Review of Double Agent by Michelle Chan Brown

Michelle Chan Brown. Double Agent. Tucson, AZ: Kore Press, 2012. 80 pp. $14.00, paper.

Michelle Chan Brown’s mischievous debut, Double Agent, clears a wider space for both spying (loosely defined) and expatriation in poetry. Old tensions make their appearances—strained relationships, illicit love affairs—along with a menagerie of devices from slant rhyme to aggressively enjambed free verse. Yet the book’s foreignness is unavoidable. Set in a version of the Eastern bloc, Brown’s speaker guides readers on a sort of participant-observer tour where language and vision become alien.

While travel is a familiar topic, Brown makes it unfamiliar with terse, streetwise paranoia, as if Pynchon were made to write with a telegraph. Even in the table of contents, the reader is introduced to an amorphous hostility with titles like “Semi-Domesticated Arsonist” and “The Newlywed’s Guide to Hunting.” And the poems themselves brim with the cold surrealism of espionage. In “Enemy,” she claims, “Genial. Harmless as a new hat. / That is the way of plagues.” One feels the line becoming a contested boundary, a space for gamesmanship and deceit. But while some poets get drunk on these sorts of hijinks, the reader questions neither Brown’s cleverness nor her seriousness. In the same poem: “They’ll eat off the family tree. / History told them: no one ever starved / for love. The mother darned / old flags for their cadavers.”

Danger suffuses the poems’ imagery as well. One senses a sardonic version of T.S. Eliot in “Open House,” where Brown chillingly puns on the crowd: “They are pillars of society.

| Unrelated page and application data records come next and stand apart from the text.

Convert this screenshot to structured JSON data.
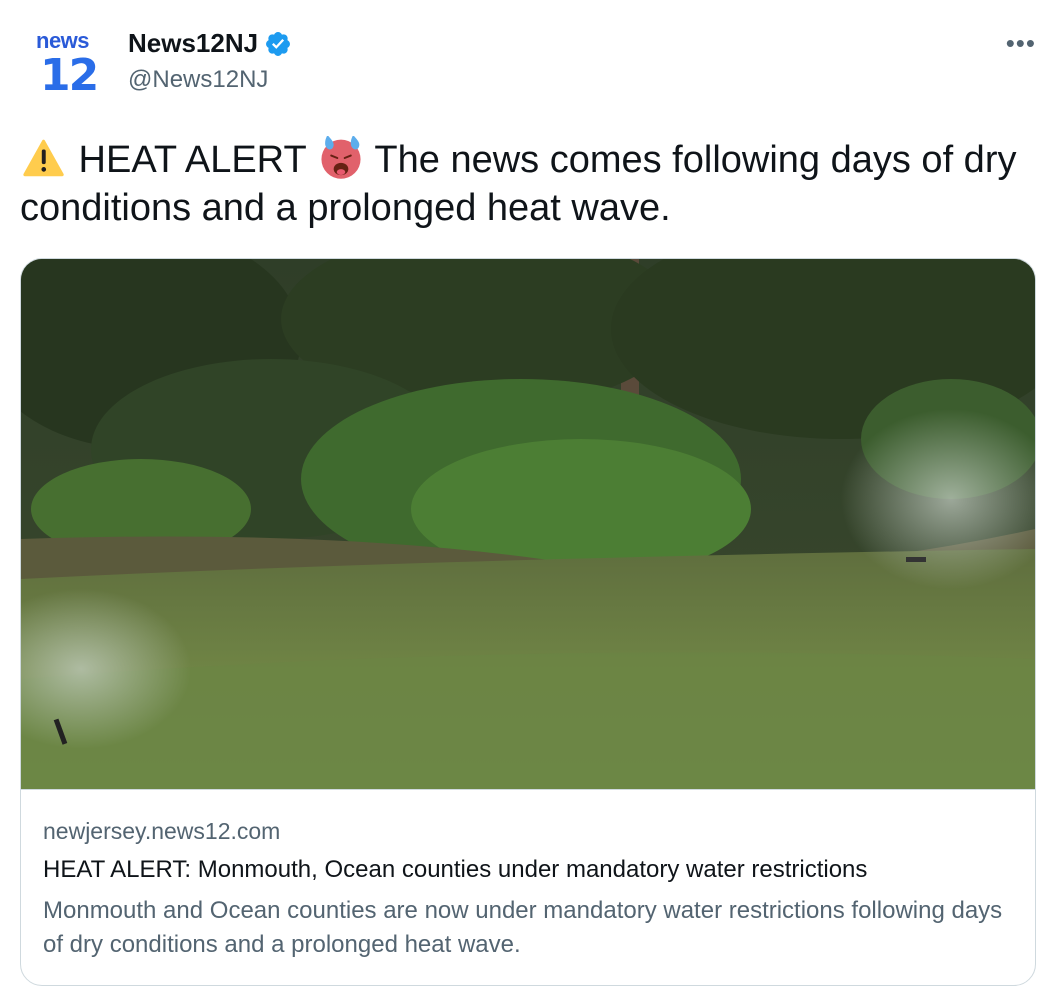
{
  "account": {
    "avatar_top": "news",
    "avatar_bottom": "12",
    "display_name": "News12NJ",
    "handle": "@News12NJ",
    "verified_icon": "verified-badge-icon",
    "more_label": "•••"
  },
  "tweet": {
    "segments": [
      {
        "type": "emoji",
        "name": "warning-icon"
      },
      {
        "type": "text",
        "text": " HEAT ALERT "
      },
      {
        "type": "emoji",
        "name": "hot-face-icon"
      },
      {
        "type": "text",
        "text": " The news comes following days of dry conditions and a prolonged heat wave."
      }
    ],
    "part1": " HEAT ALERT ",
    "part2": " The news comes following days of dry conditions and a prolonged heat wave."
  },
  "card": {
    "image_alt": "Lawn sprinklers watering grass in front of trees and shrubs",
    "domain": "newjersey.news12.com",
    "title": "HEAT ALERT: Monmouth, Ocean counties under mandatory water restrictions",
    "description": "Monmouth and Ocean counties are now under mandatory water restrictions following days of dry conditions and a prolonged heat wave."
  },
  "colors": {
    "text": "#0f1419",
    "secondary": "#536471",
    "verified": "#1d9bf0",
    "border": "#cfd9de",
    "brand": "#2a6de8"
  }
}
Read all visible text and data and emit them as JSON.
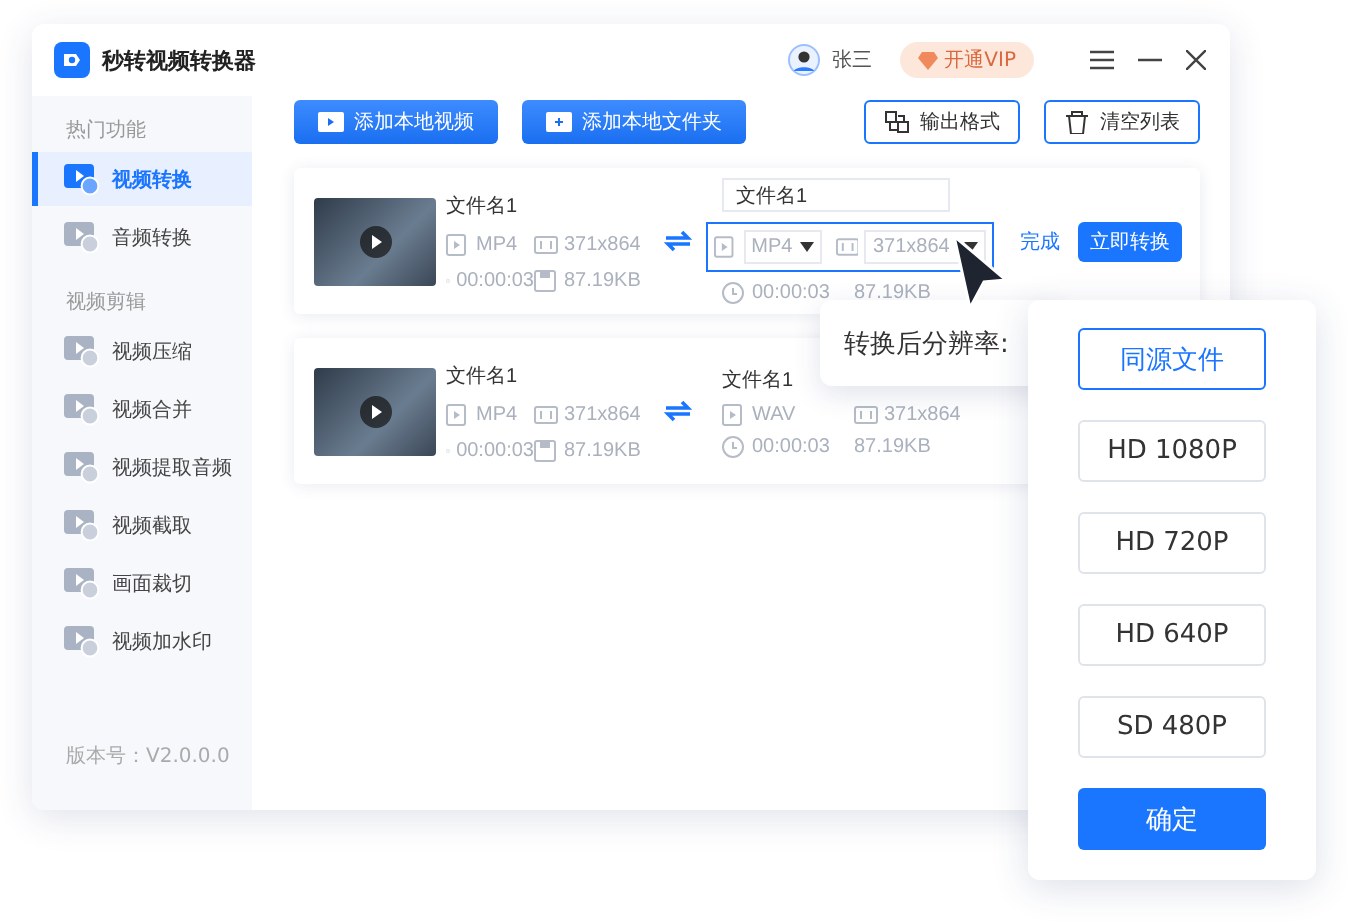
{
  "app": {
    "title": "秒转视频转换器"
  },
  "user": {
    "name": "张三"
  },
  "vip_button": "开通VIP",
  "sidebar": {
    "sections": [
      {
        "heading": "热门功能",
        "items": [
          {
            "label": "视频转换",
            "selected": true
          },
          {
            "label": "音频转换",
            "selected": false
          }
        ]
      },
      {
        "heading": "视频剪辑",
        "items": [
          {
            "label": "视频压缩",
            "selected": false
          },
          {
            "label": "视频合并",
            "selected": false
          },
          {
            "label": "视频提取音频",
            "selected": false
          },
          {
            "label": "视频截取",
            "selected": false
          },
          {
            "label": "画面裁切",
            "selected": false
          },
          {
            "label": "视频加水印",
            "selected": false
          }
        ]
      }
    ],
    "version": "版本号：V2.0.0.0"
  },
  "toolbar": {
    "buttons": [
      {
        "label": "添加本地视频",
        "kind": "primary"
      },
      {
        "label": "添加本地文件夹",
        "kind": "primary"
      },
      {
        "label": "输出格式",
        "kind": "outline"
      },
      {
        "label": "清空列表",
        "kind": "outline"
      }
    ]
  },
  "files": [
    {
      "name": "文件名1",
      "format": "MP4",
      "resolution": "371x864",
      "duration": "00:00:03",
      "size": "87.19KB",
      "output": {
        "name": "文件名1",
        "format": "MP4",
        "resolution": "371x864",
        "duration": "00:00:03",
        "size": "87.19KB",
        "editing": true
      },
      "done_link": "完成",
      "convert_button": "立即转换"
    },
    {
      "name": "文件名1",
      "format": "MP4",
      "resolution": "371x864",
      "duration": "00:00:03",
      "size": "87.19KB",
      "output": {
        "name": "文件名1",
        "format": "WAV",
        "resolution": "371x864",
        "duration": "00:00:03",
        "size": "87.19KB",
        "editing": false
      }
    }
  ],
  "resolution_popover": {
    "label": "转换后分辨率:",
    "options": [
      {
        "label": "同源文件",
        "selected": true
      },
      {
        "label": "HD 1080P",
        "selected": false
      },
      {
        "label": "HD 720P",
        "selected": false
      },
      {
        "label": "HD 640P",
        "selected": false
      },
      {
        "label": "SD 480P",
        "selected": false
      }
    ],
    "confirm": "确定"
  }
}
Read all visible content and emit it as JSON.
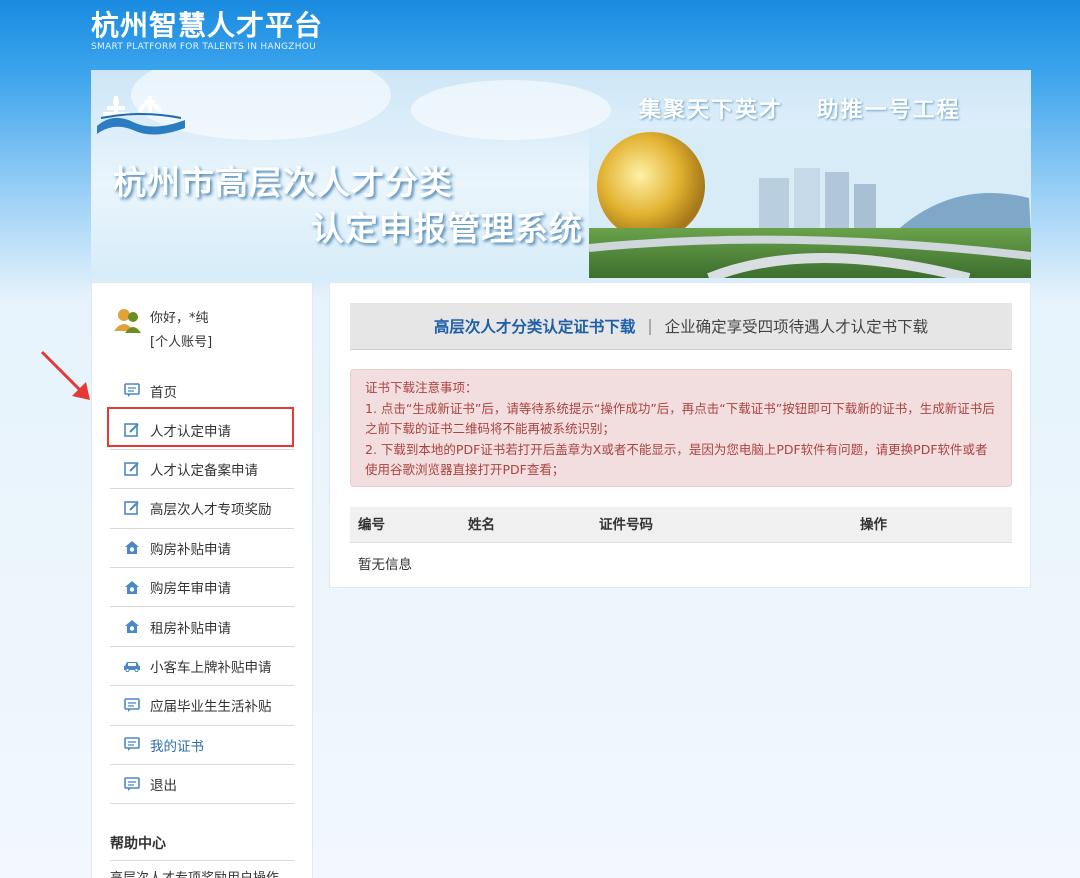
{
  "header": {
    "title": "杭州智慧人才平台",
    "subtitle": "SMART PLATFORM FOR TALENTS IN HANGZHOU"
  },
  "banner": {
    "slogan": "集聚天下英才　 助推一号工程",
    "title_line1": "杭州市高层次人才分类",
    "title_line2": "认定申报管理系统"
  },
  "user": {
    "greeting": "你好，*纯",
    "account": "[个人账号]"
  },
  "menu": {
    "items": [
      {
        "label": "首页",
        "icon": "message-icon"
      },
      {
        "label": "人才认定申请",
        "icon": "edit-icon"
      },
      {
        "label": "人才认定备案申请",
        "icon": "edit-icon"
      },
      {
        "label": "高层次人才专项奖励",
        "icon": "edit-icon"
      },
      {
        "label": "购房补贴申请",
        "icon": "house-icon"
      },
      {
        "label": "购房年审申请",
        "icon": "house-icon"
      },
      {
        "label": "租房补贴申请",
        "icon": "house-icon"
      },
      {
        "label": "小客车上牌补贴申请",
        "icon": "car-icon"
      },
      {
        "label": "应届毕业生生活补贴",
        "icon": "message-icon"
      },
      {
        "label": "我的证书",
        "icon": "message-icon"
      },
      {
        "label": "退出",
        "icon": "message-icon"
      }
    ]
  },
  "help": {
    "title": "帮助中心",
    "item": "高层次人才专项奖励用户操作"
  },
  "tabs": {
    "active": "高层次人才分类认定证书下载",
    "separator": "|",
    "inactive": "企业确定享受四项待遇人才认定书下载"
  },
  "notice": {
    "title": "证书下载注意事项：",
    "line1": "1. 点击“生成新证书”后，请等待系统提示“操作成功”后，再点击“下载证书”按钮即可下载新的证书，生成新证书后之前下载的证书二维码将不能再被系统识别；",
    "line2": "2. 下载到本地的PDF证书若打开后盖章为X或者不能显示，是因为您电脑上PDF软件有问题，请更换PDF软件或者使用谷歌浏览器直接打开PDF查看；"
  },
  "table": {
    "columns": [
      "编号",
      "姓名",
      "证件号码",
      "操作"
    ],
    "empty_text": "暂无信息"
  },
  "colors": {
    "header_blue": "#1a8be0",
    "active_tab": "#1f5fa8",
    "notice_bg": "#f2dede",
    "notice_text": "#a94442",
    "highlight_red": "#e53935"
  }
}
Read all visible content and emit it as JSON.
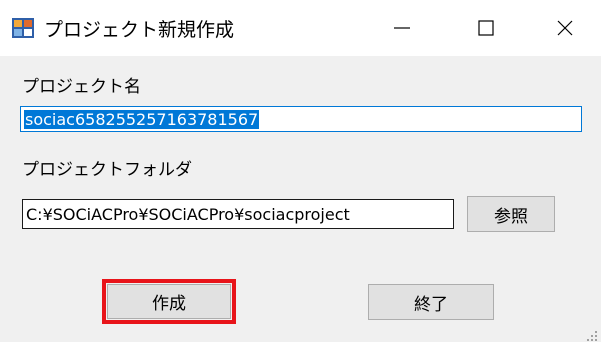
{
  "window": {
    "title": "プロジェクト新規作成",
    "controls": {
      "minimize": "minimize",
      "maximize": "maximize",
      "close": "close"
    }
  },
  "form": {
    "project_name_label": "プロジェクト名",
    "project_name_value": "sociac658255257163781567",
    "project_folder_label": "プロジェクトフォルダ",
    "project_folder_value": "C:¥SOCiACPro¥SOCiACPro¥sociacproject",
    "browse_label": "参照"
  },
  "actions": {
    "create_label": "作成",
    "exit_label": "終了"
  },
  "colors": {
    "highlight": "#e8141a",
    "selection": "#0078d7"
  }
}
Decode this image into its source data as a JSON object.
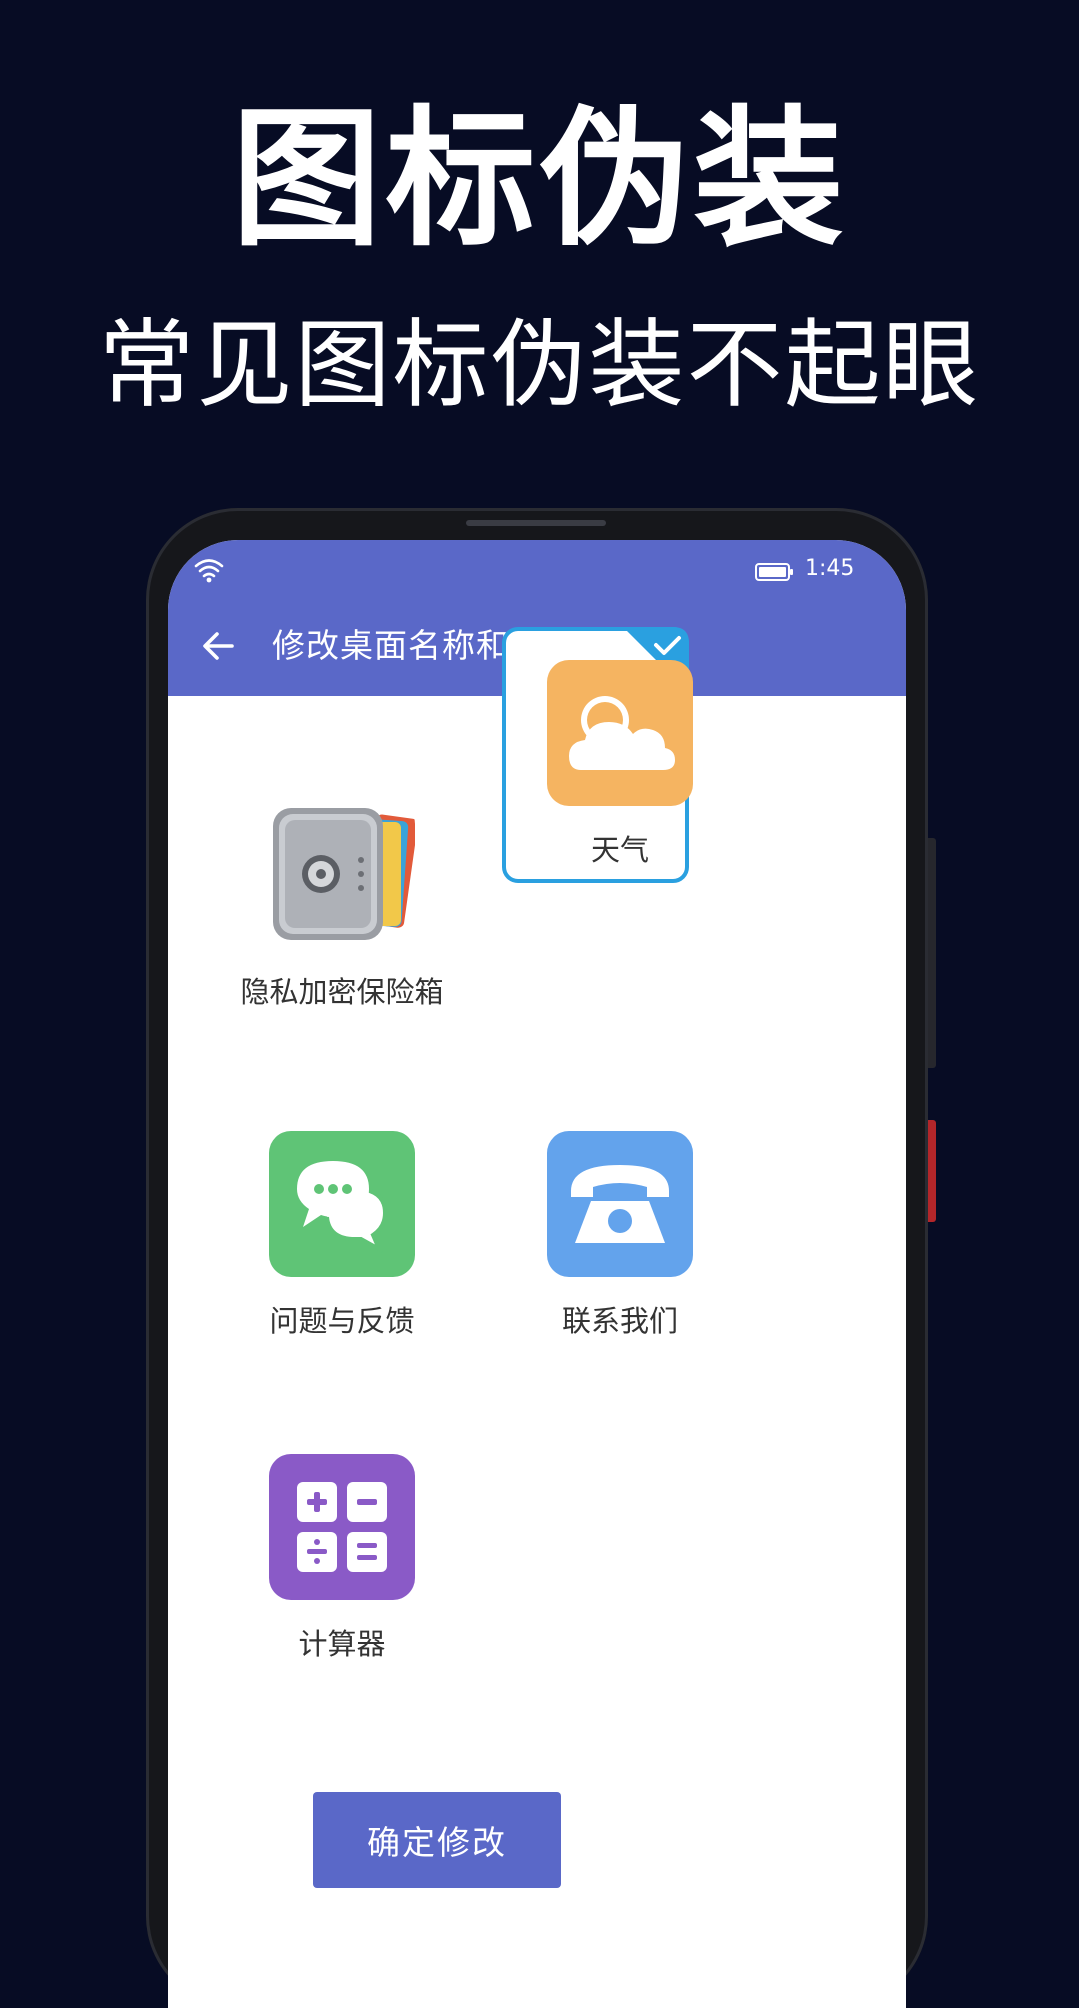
{
  "promo": {
    "headline": "图标伪装",
    "subline": "常见图标伪装不起眼"
  },
  "status_bar": {
    "time": "1:45",
    "wifi_icon": "wifi-icon",
    "battery_icon": "battery-icon"
  },
  "app_bar": {
    "title": "修改桌面名称和图标",
    "back_icon": "back-arrow-icon",
    "color": "#5a68c8"
  },
  "icons": [
    {
      "label": "隐私加密保险箱",
      "icon": "safe-vault-icon",
      "selected": false
    },
    {
      "label": "天气",
      "icon": "weather-cloud-icon",
      "color": "#f5b461",
      "selected": true
    },
    {
      "label": "问题与反馈",
      "icon": "chat-bubbles-icon",
      "color": "#5fc476",
      "selected": false
    },
    {
      "label": "联系我们",
      "icon": "telephone-icon",
      "color": "#63a3ec",
      "selected": false
    },
    {
      "label": "计算器",
      "icon": "calculator-icon",
      "color": "#8a5ac7",
      "selected": false
    }
  ],
  "confirm_button": {
    "label": "确定修改"
  },
  "colors": {
    "background": "#070c24",
    "selection": "#2aa0e0"
  }
}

Hence the faces of stone.” And here, she confronts paranoia embodied:

       My mother was afraid of her fingers.

       She squirreled them in the dry crevices
       of the furniture. Desiccate there, little liars,

       she’d croon, rocking herself into her fear….

Threats loom in and out in the forms of a hypnotist, lovers, even (seriously) rabbits. And though these threats seem to emanate, as the setting might suggest, from a Cold War ambiance, the book treats the setting not as an engine for dried-up politicking, but for aesthetic exploration. In the first of the “Autobiography” series, the speaker watches “The windmills hum their song / through the nuclear plants. A time, / a time for kindling.” Elsewhere, “The potatoes’ eye-sockets disapprove of her dye job.”

But beyond all else, Brown’s capacity for whimsy and spontaneity makes these poems memorable. One always senses wryness at the margins, a resistance against the poems’ bent for bleakness. Lines like “Our talk was small enough for the laden table” suggest a sort of high-society Dick Tracy. In the sassy and heartbreaking “Pleasuring the Enemy,” she writes, “You give a leather mask a real personality. I feel / the edge of every bad-sex dream / knifing its merry way under my eyelids.” Too often in poetry, such bold posturing sounds desperate. Here, though, the speaker’s bravado reveals the sadness surrounding her, the fears she has learned to live with.

And those moments of oblique vulnerability lead, unmistakably, to compassion. She offers these beautiful lines from the end of “Shipwreck”:

       We were used to solitude. Some of us
       had worked the mills, where skylights cracked
       and loaned us stars. We learned to relish
       the ownership of hours. Our sheets
       acceded to the torpor. If you must
       call it sickness—the sea colonized us.
       Below muslin, our heartbeats thrilled,
       lazy as laps. Breezes licked our faces flat.
       If we wept, we wept soundless as sand.
       What wave would betray our trust?

Caesuras resolve to an uninterrupted line as alliteration emerges and end-stops become insistent. The utterance, as if realizing its own entanglement in punctuation, gives up its declarations for a question. Here and elsewhere, the speaker opens herself to clarity, so when cleverness and confidence return, they feel different—more complicated.
As with any distinctive voice, the possibility for cloying the reader is virtually unavoidable, and there are one or two poems the collection could thrive without. But taken as a whole, Double Agent successfully rides its formal flexibility and vocal daring from beginning to end. The title, of course, prefaces the intrigue found in the subject matter, but it also points to the spying found here and in all good poetry: excitement both in what is revealed and how that revelation happens.

Matt Sumpter’s work has appeared or is forthcoming in journals such as Boulevard, 32 Poems, The Cincinnati Review, and River Styx, and recently won the Crab Orchard Review Special Issues Feature Award. In the fall, he will enter the PhD program in Creative Writing at Binghamton University.